The sun was setting as I descended into the bay area and clouds revealed temporary and isolated views of the land and sea, not enough for me to get oriented. My destination was Hillside Gardens, which is also the venue for Savory Thymes, an event space run by my host, Ali Ghiorse. Ali started her work in San Francisco's Mission District, organizing community and outreach programs. Several years later, she moved to Mill Valley and teamed up with Hans Schoepflin to produced a variety of food events benefiting the non-profit sector. The events take place in an intimate amphitheater, tucked into the hillside on the lower portion of the property, sheltered by 200 foot eucalyptus trees and surrounded by lush gardens. They also keep a half dozen bee houses to help pollinate the flowers and a sweet little green house to start germination. Smaller events are held in a lovely dining room, beside a European style kitchen.

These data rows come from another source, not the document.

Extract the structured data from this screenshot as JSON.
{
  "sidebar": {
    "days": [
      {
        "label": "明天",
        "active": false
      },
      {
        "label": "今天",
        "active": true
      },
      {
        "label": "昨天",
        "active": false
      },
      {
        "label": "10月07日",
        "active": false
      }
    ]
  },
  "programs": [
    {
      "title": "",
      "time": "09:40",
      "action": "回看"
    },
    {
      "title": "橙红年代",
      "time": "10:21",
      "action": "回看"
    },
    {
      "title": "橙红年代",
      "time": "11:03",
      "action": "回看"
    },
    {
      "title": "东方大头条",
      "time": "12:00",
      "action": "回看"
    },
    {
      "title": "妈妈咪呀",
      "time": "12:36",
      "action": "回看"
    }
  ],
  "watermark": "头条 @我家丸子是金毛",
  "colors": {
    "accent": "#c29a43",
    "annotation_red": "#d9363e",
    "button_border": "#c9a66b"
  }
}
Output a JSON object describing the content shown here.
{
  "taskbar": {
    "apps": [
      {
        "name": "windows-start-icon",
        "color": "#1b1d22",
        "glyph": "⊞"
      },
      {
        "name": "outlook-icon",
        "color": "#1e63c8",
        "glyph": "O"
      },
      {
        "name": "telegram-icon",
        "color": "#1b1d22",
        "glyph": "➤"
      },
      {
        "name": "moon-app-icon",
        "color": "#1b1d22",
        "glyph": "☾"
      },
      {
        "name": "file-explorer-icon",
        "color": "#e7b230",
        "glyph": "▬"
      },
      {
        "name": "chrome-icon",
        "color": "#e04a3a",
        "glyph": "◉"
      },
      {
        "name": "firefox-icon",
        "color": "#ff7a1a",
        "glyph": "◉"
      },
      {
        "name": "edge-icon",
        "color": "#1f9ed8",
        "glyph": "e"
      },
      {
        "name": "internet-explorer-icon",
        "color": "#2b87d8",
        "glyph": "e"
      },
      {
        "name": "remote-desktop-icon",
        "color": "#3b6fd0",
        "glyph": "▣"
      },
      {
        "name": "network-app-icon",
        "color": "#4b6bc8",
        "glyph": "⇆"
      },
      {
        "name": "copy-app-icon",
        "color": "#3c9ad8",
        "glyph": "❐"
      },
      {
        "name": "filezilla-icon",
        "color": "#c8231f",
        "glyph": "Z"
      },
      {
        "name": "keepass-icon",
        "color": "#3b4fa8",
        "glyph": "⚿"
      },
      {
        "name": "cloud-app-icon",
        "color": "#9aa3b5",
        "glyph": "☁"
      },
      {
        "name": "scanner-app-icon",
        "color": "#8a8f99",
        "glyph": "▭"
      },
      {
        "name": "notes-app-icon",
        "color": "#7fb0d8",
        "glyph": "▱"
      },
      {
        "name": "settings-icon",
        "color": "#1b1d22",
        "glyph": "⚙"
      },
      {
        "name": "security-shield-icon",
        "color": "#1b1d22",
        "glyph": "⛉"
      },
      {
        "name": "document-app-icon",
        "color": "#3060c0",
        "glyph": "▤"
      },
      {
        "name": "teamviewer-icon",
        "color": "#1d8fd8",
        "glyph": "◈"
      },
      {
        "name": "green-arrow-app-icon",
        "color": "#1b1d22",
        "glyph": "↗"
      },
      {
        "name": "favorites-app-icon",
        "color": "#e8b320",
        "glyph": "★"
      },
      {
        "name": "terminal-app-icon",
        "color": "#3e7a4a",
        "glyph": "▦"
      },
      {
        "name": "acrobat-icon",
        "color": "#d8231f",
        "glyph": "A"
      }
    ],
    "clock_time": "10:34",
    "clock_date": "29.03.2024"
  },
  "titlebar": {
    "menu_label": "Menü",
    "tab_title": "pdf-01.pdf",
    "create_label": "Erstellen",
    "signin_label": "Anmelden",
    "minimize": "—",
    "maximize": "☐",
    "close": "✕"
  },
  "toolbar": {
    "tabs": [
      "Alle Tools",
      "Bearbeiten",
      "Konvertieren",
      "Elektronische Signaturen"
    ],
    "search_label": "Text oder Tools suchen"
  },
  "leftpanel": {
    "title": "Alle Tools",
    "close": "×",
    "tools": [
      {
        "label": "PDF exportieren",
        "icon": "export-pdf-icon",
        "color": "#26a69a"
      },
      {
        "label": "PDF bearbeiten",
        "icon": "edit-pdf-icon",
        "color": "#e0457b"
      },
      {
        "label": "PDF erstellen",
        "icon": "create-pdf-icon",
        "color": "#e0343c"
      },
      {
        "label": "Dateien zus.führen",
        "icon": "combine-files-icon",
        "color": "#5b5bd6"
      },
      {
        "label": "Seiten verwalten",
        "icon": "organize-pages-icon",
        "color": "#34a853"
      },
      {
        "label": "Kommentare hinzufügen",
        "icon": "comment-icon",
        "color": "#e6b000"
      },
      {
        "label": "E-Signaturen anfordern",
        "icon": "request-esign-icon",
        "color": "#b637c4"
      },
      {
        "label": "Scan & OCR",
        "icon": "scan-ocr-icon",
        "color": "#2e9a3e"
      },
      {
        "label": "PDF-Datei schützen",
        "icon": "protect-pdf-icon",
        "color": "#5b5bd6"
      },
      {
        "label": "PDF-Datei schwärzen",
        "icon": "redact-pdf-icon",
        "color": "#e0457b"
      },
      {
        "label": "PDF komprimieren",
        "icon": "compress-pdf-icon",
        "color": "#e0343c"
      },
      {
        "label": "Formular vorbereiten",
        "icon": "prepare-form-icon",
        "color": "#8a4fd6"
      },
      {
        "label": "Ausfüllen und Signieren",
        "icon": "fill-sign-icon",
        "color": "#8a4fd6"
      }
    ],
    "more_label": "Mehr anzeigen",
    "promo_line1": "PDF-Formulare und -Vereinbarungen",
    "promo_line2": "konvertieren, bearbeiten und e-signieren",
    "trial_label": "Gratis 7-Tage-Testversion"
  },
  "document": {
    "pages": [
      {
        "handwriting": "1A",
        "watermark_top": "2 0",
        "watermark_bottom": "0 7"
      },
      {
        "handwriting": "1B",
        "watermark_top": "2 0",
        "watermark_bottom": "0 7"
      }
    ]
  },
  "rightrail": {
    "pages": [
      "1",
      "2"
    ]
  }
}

When I arrived there was a dinner party in progress. An Italian fellow brought flights of wine starting in the North of Italy and moving down South. Him and his wife lead trips to Sicily in the spring and summer and often organize underground supper parties at Ali's house. This Saturday, they are doing a Sicilian feast for 25, featuring a suckling pig from a local farm. I got invited once I told them what I do, thankfully.
The next morning I headed into North Western Mill Valley to Point Reyes Station, a small town who's focus is sustainable farming. It is home to Marin Organic, (an organization that supports local farmers) and the now famous Cowgirl Creamery. I ate lunch at Stellina, a local spot that does a lovely job of featuring all the meats, dairy and produce that the area has to offer. I had a fava bean leaf salad with a lemony blue cheese vinaigrette and an oyster and leek pizza that tasted sweet and like the sea. An interesting and eloquent combination.

Then I headed to Bolinas, where lush green farms stretched out across the countryside eventually meeting up with the ocean. It was hard to find because, apparently, the locals keep hiding the signs that indicate the town's location, to avoid an influx of tourists like myself. I followed Highway 1 up onto the ridge that follows the shoreline, several hundred feet above sea level. The road winds tightly around the mountains edge and one slip of the wheel has you plummeting to your ultimate demise. But it was beautiful . . . kelly green hills, dramatic rock formations, the water smashing against the cliffs and I was all alone. No cars, no houses, no people.

A sign said "San Francisco: 16 miles" and I could hardly believe that civilization was in such close proximity to this unearthly place.

That night, I went to the Buck Eye with Julie and Ali, an old steak and martini joint in Sausolito. Every town needs a good watering hole. Afterward, we headed to Julie's house boat, which is an experience unlike any I've had. The boats are all entirely unique in character; they almost look like they could talk and walk as if in Sesame Street. Each boat contains residents, all of which, according to Julie have an interesting story. There are some 200 boats in the community and approximately 450 residents. The area is tidal and when we were there, the boats were not afloat, they were resting on the sand. Julie tells me about her current project, "Swap Cabbage" a film about Florida Crackers. I can't wait to see it.